# [Information shown]
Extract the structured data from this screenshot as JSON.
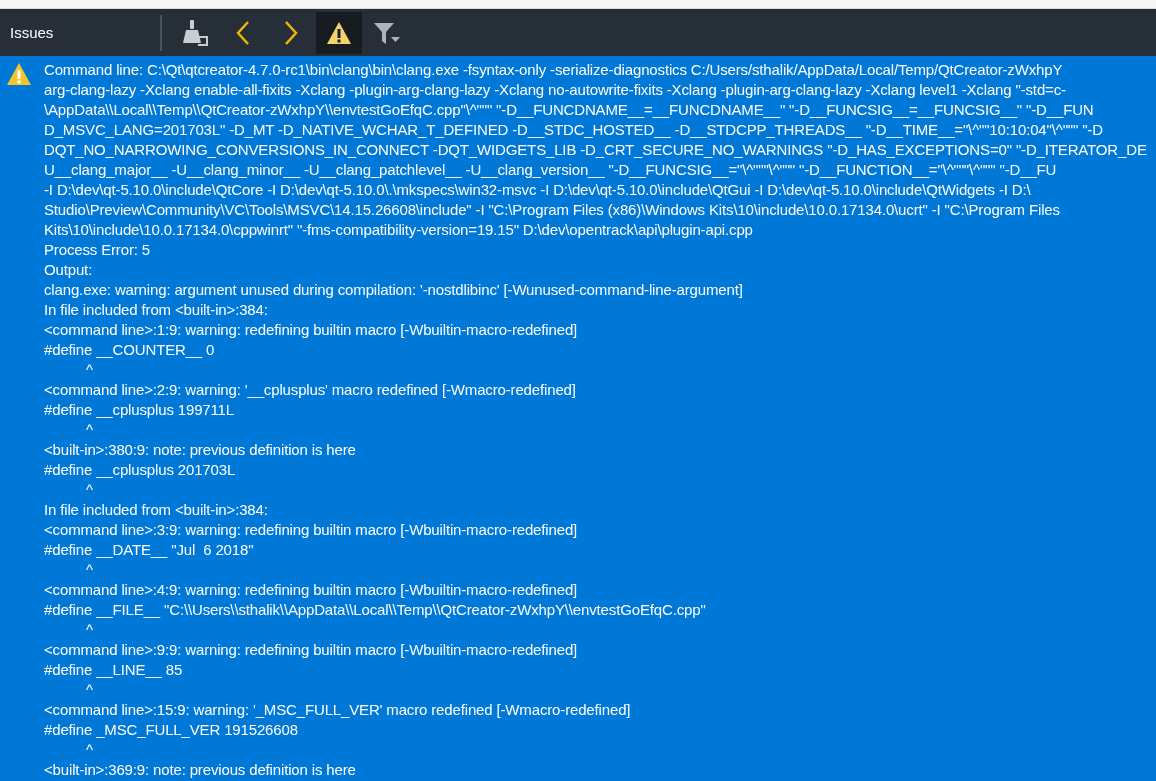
{
  "toolbar": {
    "title": "Issues",
    "buttons": [
      {
        "kind": "clear",
        "selected": false
      },
      {
        "kind": "prev",
        "selected": false
      },
      {
        "kind": "next",
        "selected": false
      },
      {
        "kind": "warning",
        "selected": true
      },
      {
        "kind": "filter",
        "selected": false
      }
    ]
  },
  "issue": {
    "kind": "warning",
    "lines": [
      {
        "text": "Command line: C:\\Qt\\qtcreator-4.7.0-rc1\\bin\\clang\\bin\\clang.exe -fsyntax-only -serialize-diagnostics C:/Users/sthalik/AppData/Local/Temp/QtCreator-zWxhpY"
      },
      {
        "text": "arg-clang-lazy -Xclang enable-all-fixits -Xclang -plugin-arg-clang-lazy -Xclang no-autowrite-fixits -Xclang -plugin-arg-clang-lazy -Xclang level1 -Xclang \"-std=c-"
      },
      {
        "text": "\\AppData\\\\Local\\\\Temp\\\\QtCreator-zWxhpY\\\\envtestGoEfqC.cpp\"\\^\"\"\" \"-D__FUNCDNAME__=__FUNCDNAME__\" \"-D__FUNCSIG__=__FUNCSIG__\" \"-D__FUN"
      },
      {
        "text": "D_MSVC_LANG=201703L\" -D_MT -D_NATIVE_WCHAR_T_DEFINED -D__STDC_HOSTED__ -D__STDCPP_THREADS__ \"-D__TIME__=\"\\^\"\"10:10:04\"\\^\"\"\" \"-D"
      },
      {
        "text": "DQT_NO_NARROWING_CONVERSIONS_IN_CONNECT -DQT_WIDGETS_LIB -D_CRT_SECURE_NO_WARNINGS \"-D_HAS_EXCEPTIONS=0\" \"-D_ITERATOR_DE"
      },
      {
        "text": "U__clang_major__ -U__clang_minor__ -U__clang_patchlevel__ -U__clang_version__ \"-D__FUNCSIG__=\"\\^\"\"\"\\^\"\"\" \"-D__FUNCTION__=\"\\^\"\"\"\\^\"\"\" \"-D__FU"
      },
      {
        "text": "-I D:\\dev\\qt-5.10.0\\include\\QtCore -I D:\\dev\\qt-5.10.0\\.\\mkspecs\\win32-msvc -I D:\\dev\\qt-5.10.0\\include\\QtGui -I D:\\dev\\qt-5.10.0\\include\\QtWidgets -I D:\\"
      },
      {
        "text": "Studio\\Preview\\Community\\VC\\Tools\\MSVC\\14.15.26608\\include\" -I \"C:\\Program Files (x86)\\Windows Kits\\10\\include\\10.0.17134.0\\ucrt\" -I \"C:\\Program Files"
      },
      {
        "text": "Kits\\10\\include\\10.0.17134.0\\cppwinrt\" \"-fms-compatibility-version=19.15\" D:\\dev\\opentrack\\api\\plugin-api.cpp"
      },
      {
        "text": "Process Error: 5"
      },
      {
        "text": "Output:"
      },
      {
        "text": "clang.exe: warning: argument unused during compilation: '-nostdlibinc' [-Wunused-command-line-argument]"
      },
      {
        "text": "In file included from <built-in>:384:"
      },
      {
        "text": "<command line>:1:9: warning: redefining builtin macro [-Wbuiltin-macro-redefined]"
      },
      {
        "text": "#define __COUNTER__ 0"
      },
      {
        "kind": "caret",
        "text": "^"
      },
      {
        "text": "<command line>:2:9: warning: '__cplusplus' macro redefined [-Wmacro-redefined]"
      },
      {
        "text": "#define __cplusplus 199711L"
      },
      {
        "kind": "caret",
        "text": "^"
      },
      {
        "text": "<built-in>:380:9: note: previous definition is here"
      },
      {
        "text": "#define __cplusplus 201703L"
      },
      {
        "kind": "caret",
        "text": "^"
      },
      {
        "text": "In file included from <built-in>:384:"
      },
      {
        "text": "<command line>:3:9: warning: redefining builtin macro [-Wbuiltin-macro-redefined]"
      },
      {
        "text": "#define __DATE__ \"Jul  6 2018\""
      },
      {
        "kind": "caret",
        "text": "^"
      },
      {
        "text": "<command line>:4:9: warning: redefining builtin macro [-Wbuiltin-macro-redefined]"
      },
      {
        "text": "#define __FILE__ \"C:\\\\Users\\\\sthalik\\\\AppData\\\\Local\\\\Temp\\\\QtCreator-zWxhpY\\\\envtestGoEfqC.cpp\""
      },
      {
        "kind": "caret",
        "text": "^"
      },
      {
        "text": "<command line>:9:9: warning: redefining builtin macro [-Wbuiltin-macro-redefined]"
      },
      {
        "text": "#define __LINE__ 85"
      },
      {
        "kind": "caret",
        "text": "^"
      },
      {
        "text": "<command line>:15:9: warning: '_MSC_FULL_VER' macro redefined [-Wmacro-redefined]"
      },
      {
        "text": "#define _MSC_FULL_VER 191526608"
      },
      {
        "kind": "caret",
        "text": "^"
      },
      {
        "text": "<built-in>:369:9: note: previous definition is here"
      }
    ]
  }
}
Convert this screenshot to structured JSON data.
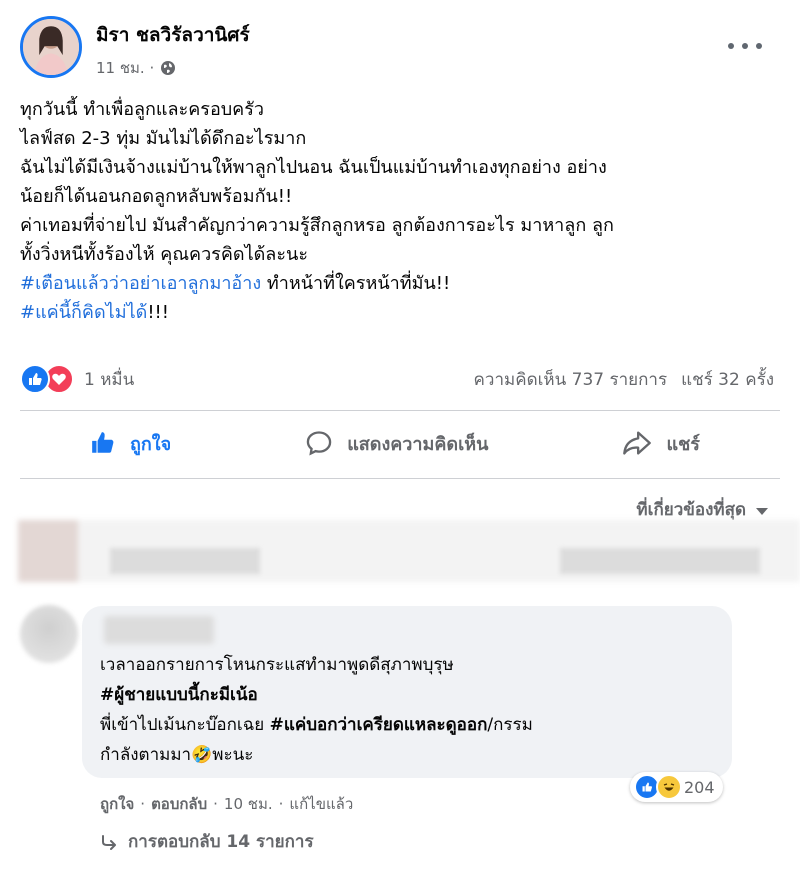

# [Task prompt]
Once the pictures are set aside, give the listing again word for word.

# [Answer space]
Extract the structured data from this screenshot as JSON.
{
  "toolbar": {
    "title": "Issues",
    "buttons": [
      {
        "kind": "clear",
        "selected": false
      },
      {
        "kind": "prev",
        "selected": false
      },
      {
        "kind": "next",
        "selected": false
      },
      {
        "kind": "warning",
        "selected": true
      },
      {
        "kind": "filter",
        "selected": false
      }
    ]
  },
  "issue": {
    "kind": "warning",
    "lines": [
      {
        "text": "Command line: C:\\Qt\\qtcreator-4.7.0-rc1\\bin\\clang\\bin\\clang.exe -fsyntax-only -serialize-diagnostics C:/Users/sthalik/AppData/Local/Temp/QtCreator-zWxhpY"
      },
      {
        "text": "arg-clang-lazy -Xclang enable-all-fixits -Xclang -plugin-arg-clang-lazy -Xclang no-autowrite-fixits -Xclang -plugin-arg-clang-lazy -Xclang level1 -Xclang \"-std=c-"
      },
      {
        "text": "\\AppData\\\\Local\\\\Temp\\\\QtCreator-zWxhpY\\\\envtestGoEfqC.cpp\"\\^\"\"\" \"-D__FUNCDNAME__=__FUNCDNAME__\" \"-D__FUNCSIG__=__FUNCSIG__\" \"-D__FUN"
      },
      {
        "text": "D_MSVC_LANG=201703L\" -D_MT -D_NATIVE_WCHAR_T_DEFINED -D__STDC_HOSTED__ -D__STDCPP_THREADS__ \"-D__TIME__=\"\\^\"\"10:10:04\"\\^\"\"\" \"-D"
      },
      {
        "text": "DQT_NO_NARROWING_CONVERSIONS_IN_CONNECT -DQT_WIDGETS_LIB -D_CRT_SECURE_NO_WARNINGS \"-D_HAS_EXCEPTIONS=0\" \"-D_ITERATOR_DE"
      },
      {
        "text": "U__clang_major__ -U__clang_minor__ -U__clang_patchlevel__ -U__clang_version__ \"-D__FUNCSIG__=\"\\^\"\"\"\\^\"\"\" \"-D__FUNCTION__=\"\\^\"\"\"\\^\"\"\" \"-D__FU"
      },
      {
        "text": "-I D:\\dev\\qt-5.10.0\\include\\QtCore -I D:\\dev\\qt-5.10.0\\.\\mkspecs\\win32-msvc -I D:\\dev\\qt-5.10.0\\include\\QtGui -I D:\\dev\\qt-5.10.0\\include\\QtWidgets -I D:\\"
      },
      {
        "text": "Studio\\Preview\\Community\\VC\\Tools\\MSVC\\14.15.26608\\include\" -I \"C:\\Program Files (x86)\\Windows Kits\\10\\include\\10.0.17134.0\\ucrt\" -I \"C:\\Program Files"
      },
      {
        "text": "Kits\\10\\include\\10.0.17134.0\\cppwinrt\" \"-fms-compatibility-version=19.15\" D:\\dev\\opentrack\\api\\plugin-api.cpp"
      },
      {
        "text": "Process Error: 5"
      },
      {
        "text": "Output:"
      },
      {
        "text": "clang.exe: warning: argument unused during compilation: '-nostdlibinc' [-Wunused-command-line-argument]"
      },
      {
        "text": "In file included from <built-in>:384:"
      },
      {
        "text": "<command line>:1:9: warning: redefining builtin macro [-Wbuiltin-macro-redefined]"
      },
      {
        "text": "#define __COUNTER__ 0"
      },
      {
        "kind": "caret",
        "text": "^"
      },
      {
        "text": "<command line>:2:9: warning: '__cplusplus' macro redefined [-Wmacro-redefined]"
      },
      {
        "text": "#define __cplusplus 199711L"
      },
      {
        "kind": "caret",
        "text": "^"
      },
      {
        "text": "<built-in>:380:9: note: previous definition is here"
      },
      {
        "text": "#define __cplusplus 201703L"
      },
      {
        "kind": "caret",
        "text": "^"
      },
      {
        "text": "In file included from <built-in>:384:"
      },
      {
        "text": "<command line>:3:9: warning: redefining builtin macro [-Wbuiltin-macro-redefined]"
      },
      {
        "text": "#define __DATE__ \"Jul  6 2018\""
      },
      {
        "kind": "caret",
        "text": "^"
      },
      {
        "text": "<command line>:4:9: warning: redefining builtin macro [-Wbuiltin-macro-redefined]"
      },
      {
        "text": "#define __FILE__ \"C:\\\\Users\\\\sthalik\\\\AppData\\\\Local\\\\Temp\\\\QtCreator-zWxhpY\\\\envtestGoEfqC.cpp\""
      },
      {
        "kind": "caret",
        "text": "^"
      },
      {
        "text": "<command line>:9:9: warning: redefining builtin macro [-Wbuiltin-macro-redefined]"
      },
      {
        "text": "#define __LINE__ 85"
      },
      {
        "kind": "caret",
        "text": "^"
      },
      {
        "text": "<command line>:15:9: warning: '_MSC_FULL_VER' macro redefined [-Wmacro-redefined]"
      },
      {
        "text": "#define _MSC_FULL_VER 191526608"
      },
      {
        "kind": "caret",
        "text": "^"
      },
      {
        "text": "<built-in>:369:9: note: previous definition is here"
      }
    ]
  }
}
Convert this screenshot to structured JSON data.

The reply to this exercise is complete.